The Chemical Weapons Treaty, an international instrument of disarmament, that had withstood WWII, the Korean War, the Vietnam War, and the Arab-Israeli Wars was violated by impunity by Iraq.
This, in turn, has cast a very big shadow on the NPT and its utility.
The US-UK derailment of the Iran's complaint to UNSC at that time caused Iranians to conclude that UNSC was of no use to them.
Thus we are in the situation vis-a-vis Iran (and North Korea to be followed by Brazil, Australia and others) that UNSC cannot be used as an instrument of compellence nor can NPT be expected to survive if the P5 do not begin disarming.
Our sticks evolved admirably, - our souls tragically, continue to rot.
All this blood, treasure, credibility, and humanity expended to hang one old Babylonian seems from my pedestrian perspective to be a grotesque missalocation of resources, energy, and blood.
In 1982 when the Dawa party tried to kill Saddam they were also engaged in terrorism against US interests, so even though the USG might not have been happy about Saddam's reprisal killings of Shi'a, they weren't going to make a big issue of it. Things changed when the Shi'a were seen as allies against a Saddam who was then perceived to be a bigger danger.
In absolute moral terms the killing of any individual is a tragedy. In terms of statecraft massacres, killings etc. are relative. This is the reality of the present world we live in.
Justice or revenge attack?
Post your views here:

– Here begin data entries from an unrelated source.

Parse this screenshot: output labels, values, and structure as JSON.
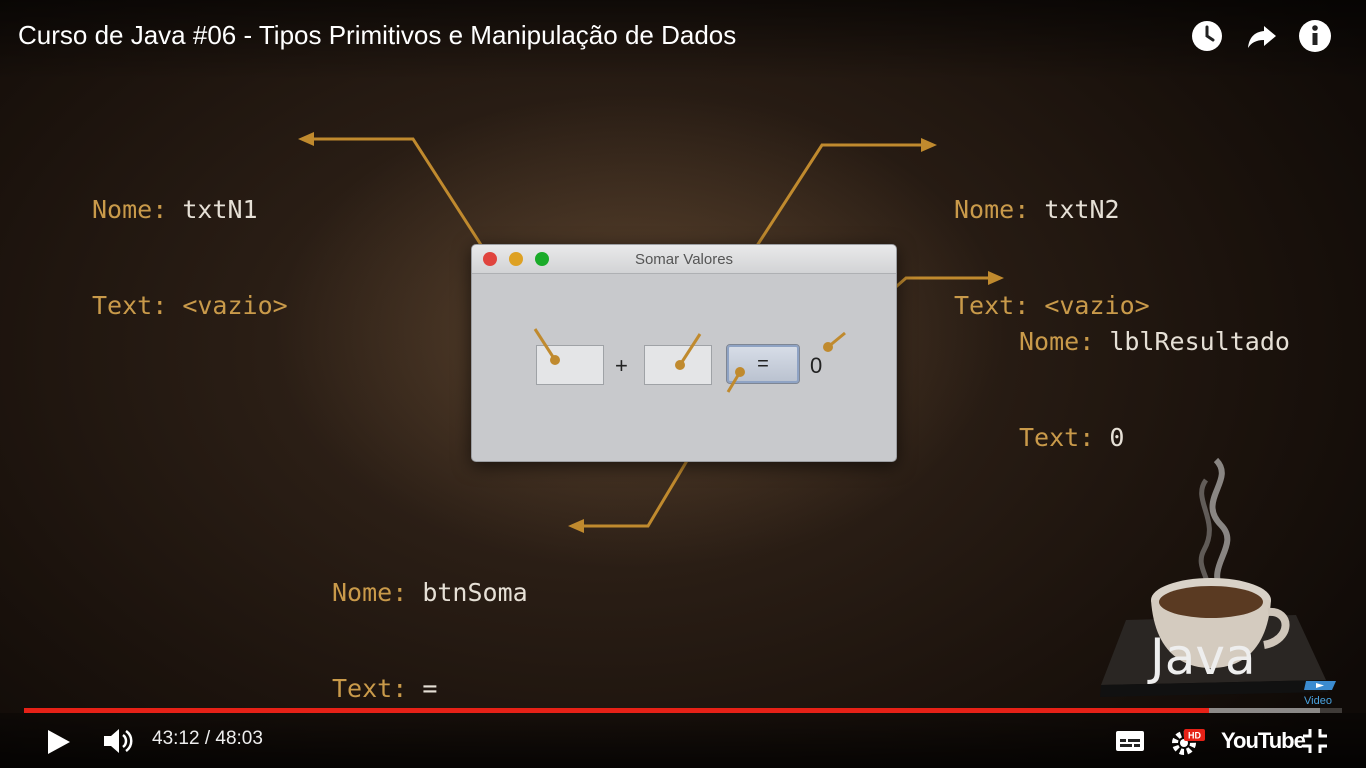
{
  "video": {
    "title": "Curso de Java #06 - Tipos Primitivos e Manipulação de Dados"
  },
  "top_icons": [
    "watch-later-icon",
    "share-icon",
    "info-icon"
  ],
  "annotations": {
    "txtN1": {
      "nome_key": "Nome:",
      "nome_value": "txtN1",
      "text_key": "Text:",
      "text_value": "<vazio>"
    },
    "txtN2": {
      "nome_key": "Nome:",
      "nome_value": "txtN2",
      "text_key": "Text:",
      "text_value": "<vazio>"
    },
    "lblResultado": {
      "nome_key": "Nome:",
      "nome_value": "lblResultado",
      "text_key": "Text:",
      "text_value": "0"
    },
    "btnSoma": {
      "nome_key": "Nome:",
      "nome_value": "btnSoma",
      "text_key": "Text:",
      "text_value": "="
    }
  },
  "app_window": {
    "title": "Somar Valores",
    "plus": "+",
    "button_label": "=",
    "result": "0"
  },
  "logo": {
    "text": "Java",
    "badge": "Video"
  },
  "player": {
    "current_time": "43:12",
    "separator": "/",
    "duration": "48:03",
    "time_display": "43:12 / 48:03",
    "played_fraction": 0.8994,
    "loaded_fraction": 0.9833,
    "hd_badge": "HD",
    "brand": "YouTube",
    "progress_color": "#e62117"
  },
  "colors": {
    "annotation_key": "#c99a4a",
    "annotation_value": "#e6e0d6",
    "callout_line": "#c08a2e"
  }
}
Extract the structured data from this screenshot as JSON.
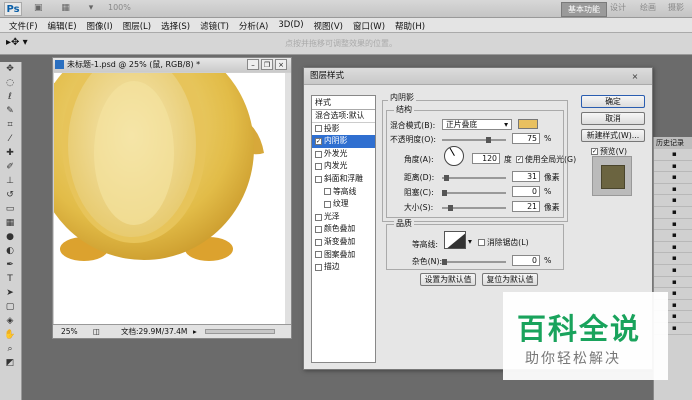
{
  "app": {
    "logo": "Ps",
    "zoom": "100%",
    "workspaces": [
      "基本功能",
      "设计",
      "绘画",
      "摄影"
    ]
  },
  "menu": [
    "文件(F)",
    "编辑(E)",
    "图像(I)",
    "图层(L)",
    "选择(S)",
    "滤镜(T)",
    "分析(A)",
    "3D(D)",
    "视图(V)",
    "窗口(W)",
    "帮助(H)"
  ],
  "options_bar": {
    "hint": "点按并拖移可调整效果的位置。"
  },
  "document": {
    "title": "未标题-1.psd @ 25% (鼠, RGB/8) *",
    "zoom": "25%",
    "doc_info": "文档:29.9M/37.4M"
  },
  "dialog": {
    "title": "图层样式",
    "close": "×",
    "style_header": "样式",
    "blend_default": "混合选项:默认",
    "styles": [
      {
        "label": "投影",
        "checked": false,
        "selected": false,
        "indent": false
      },
      {
        "label": "内阴影",
        "checked": true,
        "selected": true,
        "indent": false
      },
      {
        "label": "外发光",
        "checked": false,
        "selected": false,
        "indent": false
      },
      {
        "label": "内发光",
        "checked": false,
        "selected": false,
        "indent": false
      },
      {
        "label": "斜面和浮雕",
        "checked": false,
        "selected": false,
        "indent": false
      },
      {
        "label": "等高线",
        "checked": false,
        "selected": false,
        "indent": true
      },
      {
        "label": "纹理",
        "checked": false,
        "selected": false,
        "indent": true
      },
      {
        "label": "光泽",
        "checked": false,
        "selected": false,
        "indent": false
      },
      {
        "label": "颜色叠加",
        "checked": false,
        "selected": false,
        "indent": false
      },
      {
        "label": "渐变叠加",
        "checked": false,
        "selected": false,
        "indent": false
      },
      {
        "label": "图案叠加",
        "checked": false,
        "selected": false,
        "indent": false
      },
      {
        "label": "描边",
        "checked": false,
        "selected": false,
        "indent": false
      }
    ],
    "section_title": "内阴影",
    "structure_title": "结构",
    "blend_mode_label": "混合模式(B):",
    "blend_mode_value": "正片叠底",
    "shadow_color": "#e8c060",
    "opacity_label": "不透明度(O):",
    "opacity_value": "75",
    "opacity_level": 0.75,
    "angle_label": "角度(A):",
    "angle_value": "120",
    "angle_unit": "度",
    "global_light_label": "使用全局光(G)",
    "global_light_checked": true,
    "distance_label": "距离(D):",
    "distance_value": "31",
    "choke_label": "阻塞(C):",
    "choke_value": "0",
    "size_label": "大小(S):",
    "size_value": "21",
    "unit_px": "像素",
    "unit_pct": "%",
    "quality_title": "品质",
    "contour_label": "等高线:",
    "antialias_label": "消除锯齿(L)",
    "noise_label": "杂色(N):",
    "noise_value": "0",
    "make_default": "设置为默认值",
    "reset_default": "复位为默认值",
    "ok": "确定",
    "cancel": "取消",
    "new_style": "新建样式(W)...",
    "preview_label": "预览(V)",
    "preview_checked": true
  },
  "history_panel": {
    "title": "历史记录"
  },
  "watermark": {
    "title": "百科全说",
    "subtitle": "助你轻松解决"
  }
}
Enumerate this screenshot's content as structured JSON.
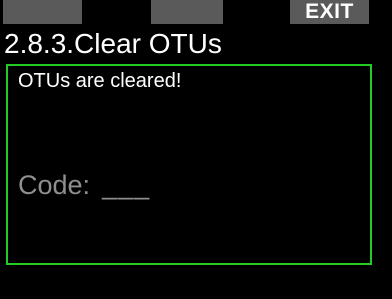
{
  "softkeys": {
    "left": "",
    "middle": "",
    "right": "EXIT"
  },
  "screen": {
    "title": "2.8.3.Clear OTUs",
    "message": "OTUs are cleared!",
    "code_label": "Code:",
    "code_value": "___"
  },
  "colors": {
    "background": "#000000",
    "softkey_bg": "#5a5a5a",
    "panel_border": "#22cc22",
    "code_text": "#8f8f8f"
  }
}
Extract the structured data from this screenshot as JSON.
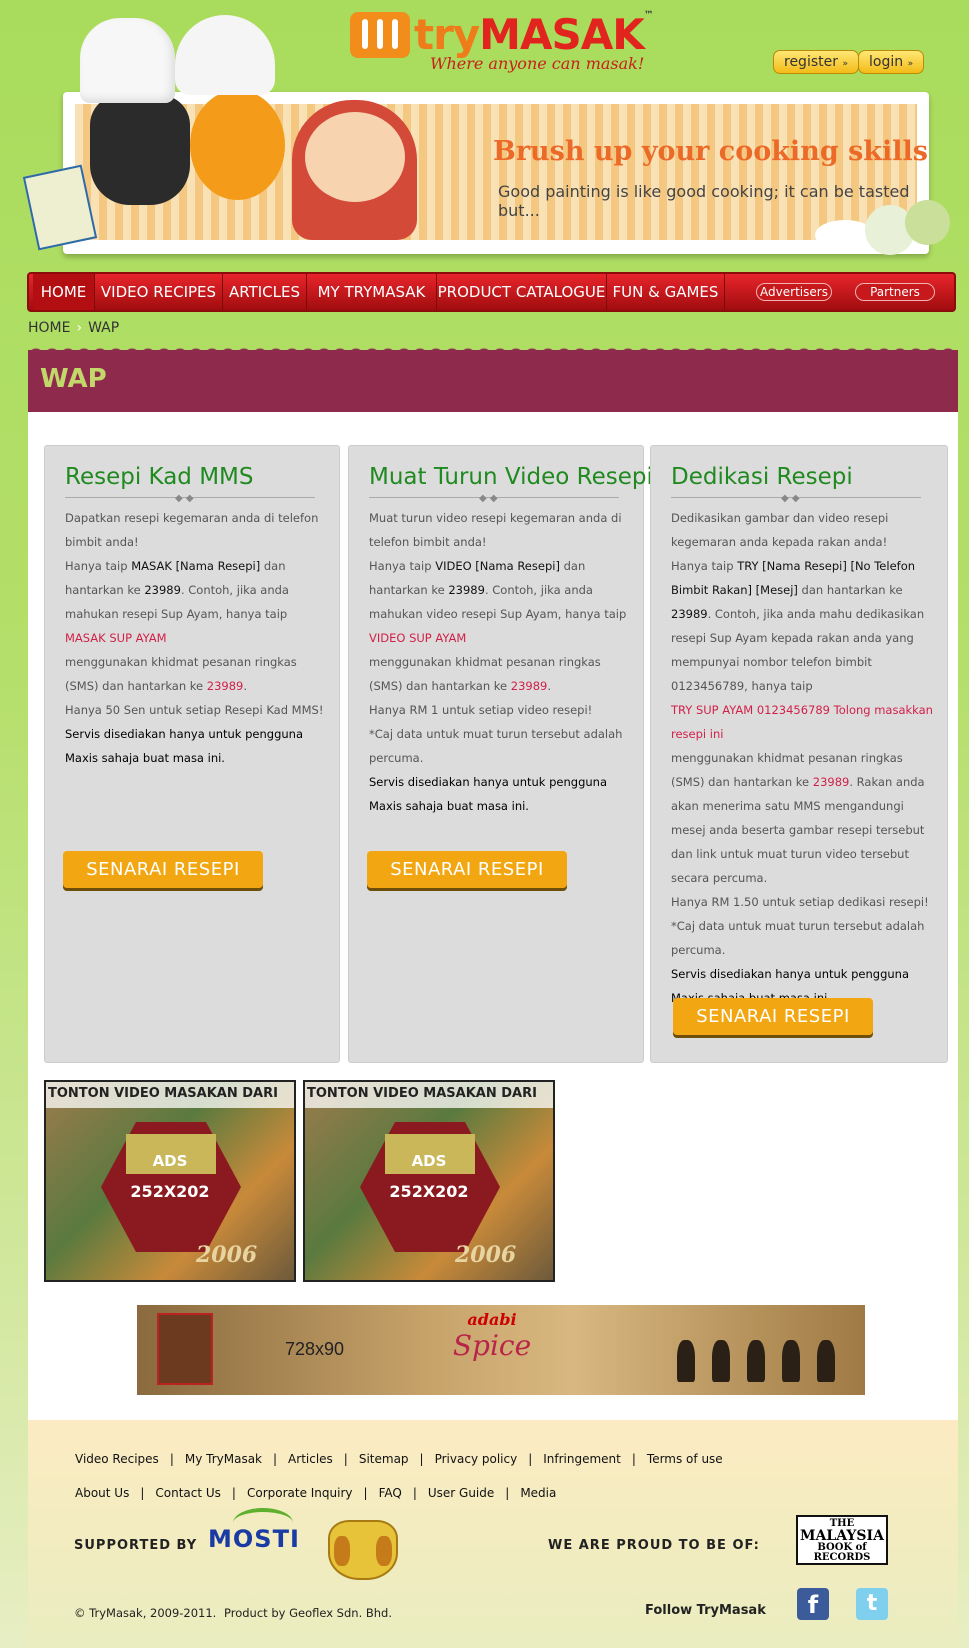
{
  "header": {
    "logo_try": "try",
    "logo_masak": "MASAK",
    "logo_tm": "™",
    "tagline": "Where anyone can masak!",
    "register_label": "register",
    "login_label": "login",
    "banner_title": "Brush up your cooking skills",
    "banner_subtitle": "Good painting is like good cooking; it can be tasted but..."
  },
  "nav": {
    "items": [
      "HOME",
      "VIDEO RECIPES",
      "ARTICLES",
      "MY TRYMASAK",
      "PRODUCT CATALOGUE",
      "FUN & GAMES"
    ],
    "pills": [
      "Advertisers",
      "Partners"
    ]
  },
  "breadcrumb": [
    "HOME",
    "WAP"
  ],
  "page_title": "WAP",
  "columns": [
    {
      "title": "Resepi Kad MMS",
      "p1": "Dapatkan resepi kegemaran anda di telefon bimbit anda!",
      "p2a": "Hanya taip ",
      "p2b": "MASAK [Nama Resepi]",
      "p2c": " dan hantarkan ke ",
      "p2d": "23989",
      "p2e": ". Contoh, jika anda mahukan resepi Sup Ayam, hanya taip",
      "p3": "MASAK SUP AYAM",
      "p4a": "menggunakan khidmat pesanan ringkas (SMS) dan hantarkan ke ",
      "p4b": "23989",
      "p4c": ".",
      "p5": "Hanya 50 Sen untuk setiap Resepi Kad MMS!",
      "p6": "Servis disediakan hanya untuk pengguna Maxis sahaja buat masa ini.",
      "button": "SENARAI RESEPI"
    },
    {
      "title": "Muat Turun Video Resepi",
      "p1": "Muat turun video resepi kegemaran anda di telefon bimbit anda!",
      "p2a": "Hanya taip ",
      "p2b": "VIDEO [Nama Resepi]",
      "p2c": " dan hantarkan ke ",
      "p2d": "23989",
      "p2e": ". Contoh, jika anda mahukan video resepi Sup Ayam, hanya taip",
      "p3": "VIDEO SUP AYAM",
      "p4a": "menggunakan khidmat pesanan ringkas (SMS) dan hantarkan ke ",
      "p4b": "23989",
      "p4c": ".",
      "p5": "Hanya RM 1 untuk setiap video resepi!",
      "p6": "*Caj data untuk muat turun tersebut adalah percuma.",
      "p7": "Servis disediakan hanya untuk pengguna Maxis sahaja buat masa ini.",
      "button": "SENARAI RESEPI"
    },
    {
      "title": "Dedikasi Resepi",
      "p1": "Dedikasikan gambar dan video resepi kegemaran anda kepada rakan anda!",
      "p2a": "Hanya taip ",
      "p2b": "TRY [Nama Resepi] [No Telefon Bimbit Rakan] [Mesej]",
      "p2c": " dan hantarkan ke ",
      "p2d": "23989",
      "p2e": ". Contoh, jika anda mahu dedikasikan resepi Sup Ayam kepada rakan anda yang mempunyai nombor telefon bimbit 0123456789, hanya taip",
      "p3": "TRY SUP AYAM 0123456789 Tolong masakkan resepi ini",
      "p4a": "menggunakan khidmat pesanan ringkas (SMS) dan hantarkan ke ",
      "p4b": "23989",
      "p4c": ". Rakan anda akan menerima satu MMS mengandungi mesej anda beserta gambar resepi tersebut dan link untuk muat turun video tersebut secara percuma.",
      "p5": "Hanya RM 1.50 untuk setiap dedikasi resepi!",
      "p6": "*Caj data untuk muat turun tersebut adalah percuma.",
      "p7": "Servis disediakan hanya untuk pengguna Maxis sahaja buat masa ini.",
      "button": "SENARAI RESEPI"
    }
  ],
  "ads": [
    {
      "header": "TONTON VIDEO MASAKAN DARI",
      "label": "ADS",
      "size": "252X202",
      "year": "2006"
    },
    {
      "header": "TONTON VIDEO MASAKAN DARI",
      "label": "ADS",
      "size": "252X202",
      "year": "2006"
    }
  ],
  "leaderboard": {
    "size": "728x90",
    "brand": "adabi",
    "product": "Spice"
  },
  "footer": {
    "links_row1": [
      "Video Recipes",
      "My TryMasak",
      "Articles",
      "Sitemap",
      "Privacy policy",
      "Infringement",
      "Terms of use"
    ],
    "links_row2": [
      "About Us",
      "Contact Us",
      "Corporate Inquiry",
      "FAQ",
      "User Guide",
      "Media"
    ],
    "supported_by": "SUPPORTED BY",
    "mosti": "MOSTI",
    "proud": "WE ARE PROUD TO BE OF:",
    "mbr_1": "THE",
    "mbr_2": "MALAYSIA",
    "mbr_3": "BOOK of RECORDS",
    "copyright": "© TryMasak, 2009-2011.",
    "product_by": "Product by Geoflex Sdn. Bhd.",
    "follow": "Follow TryMasak",
    "fb": "f",
    "tw": "t"
  },
  "colors": {
    "brand_orange": "#ef7c1a",
    "brand_red": "#e2241f",
    "nav_red": "#c7181b",
    "wap_bar": "#8e2b4c",
    "title_green": "#1f8a1f",
    "button_orange": "#f2a712",
    "sms_red": "#d12048"
  }
}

The screaches of Moqtada by the hooded Shi'a executioners is a glariing proof that this execution is the fetid work of the Bush Crime Family Cabals, and like every single aspect of the Iraq horrorshow, - a travesty and grotesque perversion of justice and naked crime.